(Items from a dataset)
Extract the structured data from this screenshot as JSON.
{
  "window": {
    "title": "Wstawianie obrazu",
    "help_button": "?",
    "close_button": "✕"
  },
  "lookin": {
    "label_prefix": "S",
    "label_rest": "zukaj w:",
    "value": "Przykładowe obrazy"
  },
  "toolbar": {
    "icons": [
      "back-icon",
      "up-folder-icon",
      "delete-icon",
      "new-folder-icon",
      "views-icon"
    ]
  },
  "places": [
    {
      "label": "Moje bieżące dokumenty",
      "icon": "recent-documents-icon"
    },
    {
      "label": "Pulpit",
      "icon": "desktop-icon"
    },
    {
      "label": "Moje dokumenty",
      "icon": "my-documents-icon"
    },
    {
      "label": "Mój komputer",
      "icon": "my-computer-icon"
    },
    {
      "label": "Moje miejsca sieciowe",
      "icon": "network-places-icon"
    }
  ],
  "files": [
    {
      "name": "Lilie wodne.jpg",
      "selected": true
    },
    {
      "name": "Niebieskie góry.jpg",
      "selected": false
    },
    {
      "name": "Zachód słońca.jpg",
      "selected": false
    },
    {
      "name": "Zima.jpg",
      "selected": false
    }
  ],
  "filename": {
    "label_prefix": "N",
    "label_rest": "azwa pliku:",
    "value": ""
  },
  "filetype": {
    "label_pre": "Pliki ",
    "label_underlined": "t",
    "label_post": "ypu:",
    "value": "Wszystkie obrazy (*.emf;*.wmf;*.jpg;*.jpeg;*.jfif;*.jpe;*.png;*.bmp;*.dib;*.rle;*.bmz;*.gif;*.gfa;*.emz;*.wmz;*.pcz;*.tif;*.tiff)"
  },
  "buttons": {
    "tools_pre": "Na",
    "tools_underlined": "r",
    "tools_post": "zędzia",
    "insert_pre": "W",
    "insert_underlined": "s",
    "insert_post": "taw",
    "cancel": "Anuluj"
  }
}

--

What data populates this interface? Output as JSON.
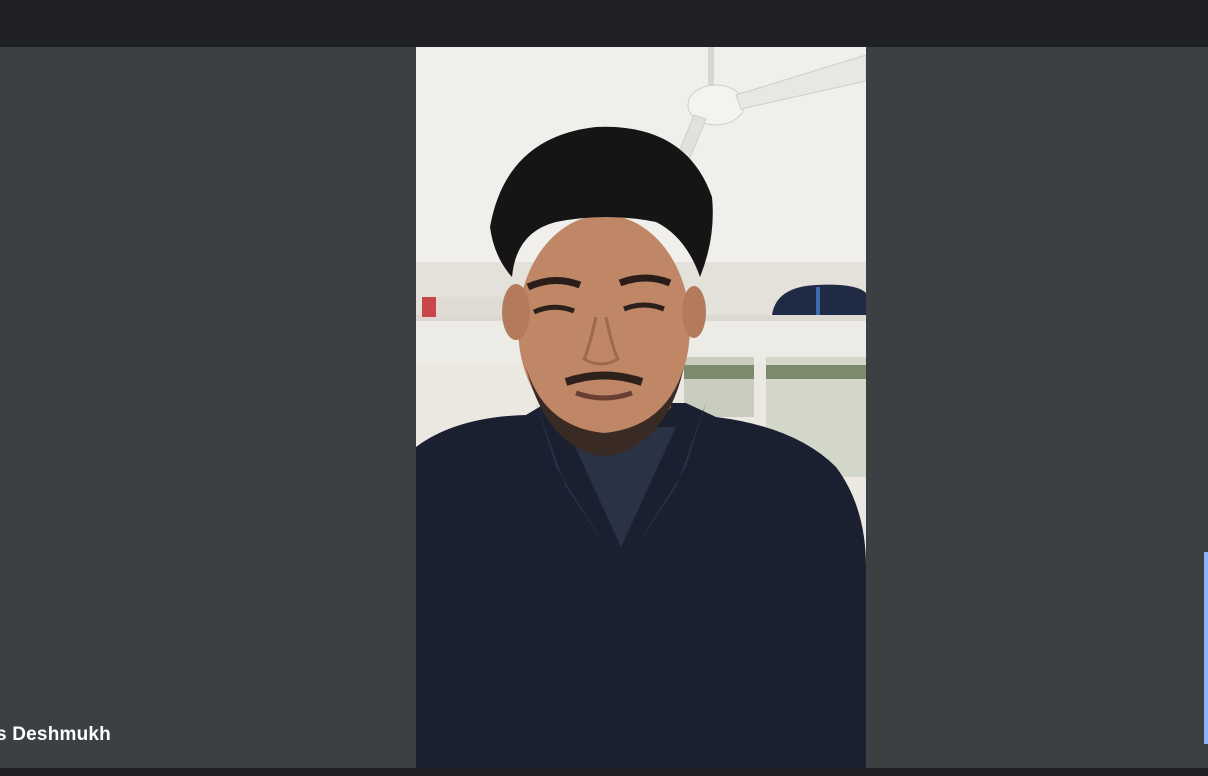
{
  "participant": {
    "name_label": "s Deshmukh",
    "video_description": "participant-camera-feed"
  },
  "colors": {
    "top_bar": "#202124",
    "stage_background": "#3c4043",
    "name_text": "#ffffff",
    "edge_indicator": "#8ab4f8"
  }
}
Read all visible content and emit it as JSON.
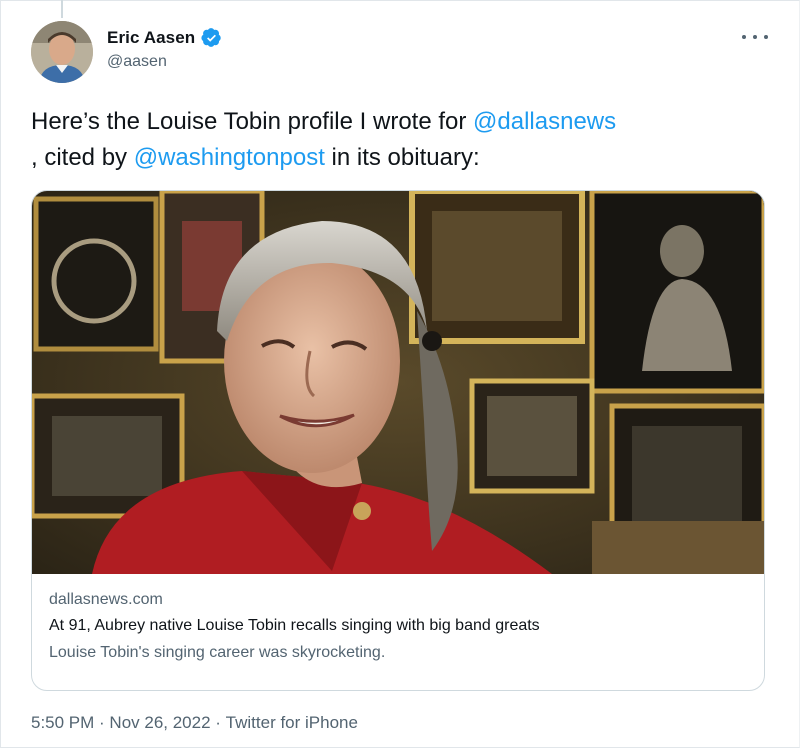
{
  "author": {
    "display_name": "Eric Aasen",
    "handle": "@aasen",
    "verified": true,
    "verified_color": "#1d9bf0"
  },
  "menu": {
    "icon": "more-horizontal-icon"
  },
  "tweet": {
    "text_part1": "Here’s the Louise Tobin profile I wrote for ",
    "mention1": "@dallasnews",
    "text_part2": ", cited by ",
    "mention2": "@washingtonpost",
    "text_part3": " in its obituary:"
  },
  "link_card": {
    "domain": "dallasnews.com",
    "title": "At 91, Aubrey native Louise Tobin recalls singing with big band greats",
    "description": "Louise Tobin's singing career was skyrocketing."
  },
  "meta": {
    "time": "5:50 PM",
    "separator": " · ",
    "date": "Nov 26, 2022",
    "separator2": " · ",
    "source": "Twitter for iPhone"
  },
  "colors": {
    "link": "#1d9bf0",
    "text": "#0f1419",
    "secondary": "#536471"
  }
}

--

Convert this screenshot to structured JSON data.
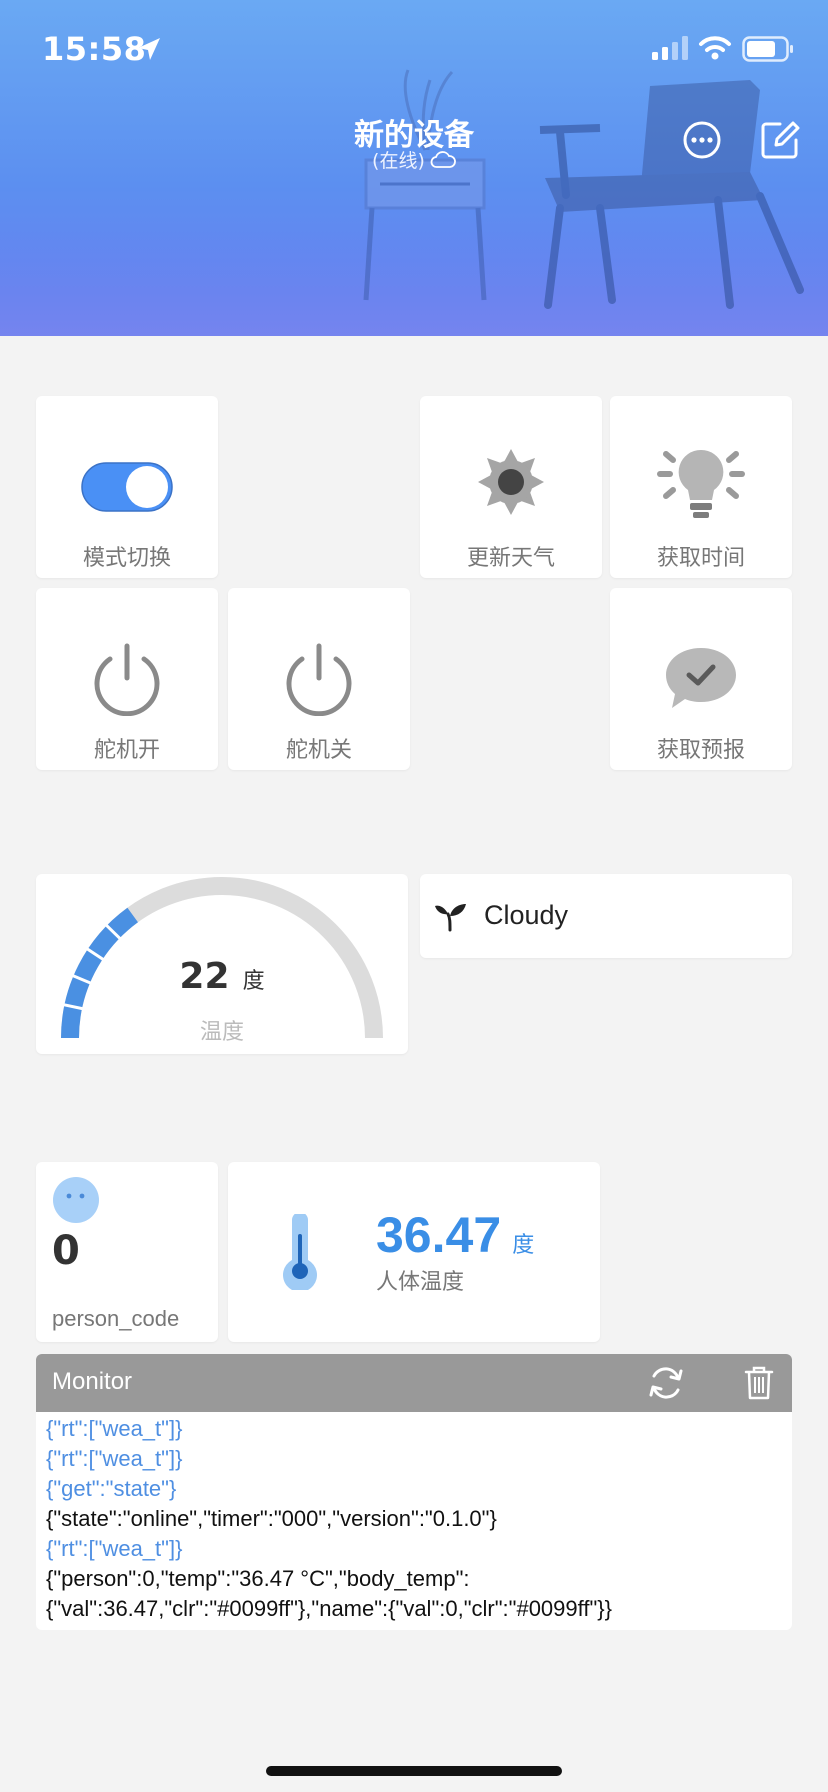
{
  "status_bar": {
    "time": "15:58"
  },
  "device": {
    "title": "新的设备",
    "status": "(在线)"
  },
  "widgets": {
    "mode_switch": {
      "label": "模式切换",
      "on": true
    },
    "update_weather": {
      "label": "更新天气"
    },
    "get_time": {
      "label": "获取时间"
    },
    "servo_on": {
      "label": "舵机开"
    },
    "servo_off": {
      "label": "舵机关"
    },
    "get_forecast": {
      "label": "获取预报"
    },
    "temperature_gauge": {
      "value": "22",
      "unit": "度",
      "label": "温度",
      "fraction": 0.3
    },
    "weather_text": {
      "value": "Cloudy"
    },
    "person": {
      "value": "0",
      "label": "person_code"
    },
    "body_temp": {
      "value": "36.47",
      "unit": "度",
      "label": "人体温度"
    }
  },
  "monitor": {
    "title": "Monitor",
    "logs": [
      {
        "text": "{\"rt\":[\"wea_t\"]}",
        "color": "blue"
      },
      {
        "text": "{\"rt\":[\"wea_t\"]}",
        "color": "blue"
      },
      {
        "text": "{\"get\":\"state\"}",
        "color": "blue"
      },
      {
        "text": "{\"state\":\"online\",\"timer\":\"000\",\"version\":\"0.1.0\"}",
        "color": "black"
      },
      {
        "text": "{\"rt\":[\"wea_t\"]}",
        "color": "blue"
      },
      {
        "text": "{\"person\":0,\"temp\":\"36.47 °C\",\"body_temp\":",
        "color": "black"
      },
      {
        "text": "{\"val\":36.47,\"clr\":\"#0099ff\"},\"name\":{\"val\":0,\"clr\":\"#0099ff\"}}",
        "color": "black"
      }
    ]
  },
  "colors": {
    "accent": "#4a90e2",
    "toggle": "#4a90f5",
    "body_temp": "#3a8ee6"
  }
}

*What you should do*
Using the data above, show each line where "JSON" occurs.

*Response area*
Extract the structured data from this screenshot as JSON.
What data populates this interface? Output as JSON.
Read all visible content and emit it as JSON.
Convert this screenshot to structured JSON data.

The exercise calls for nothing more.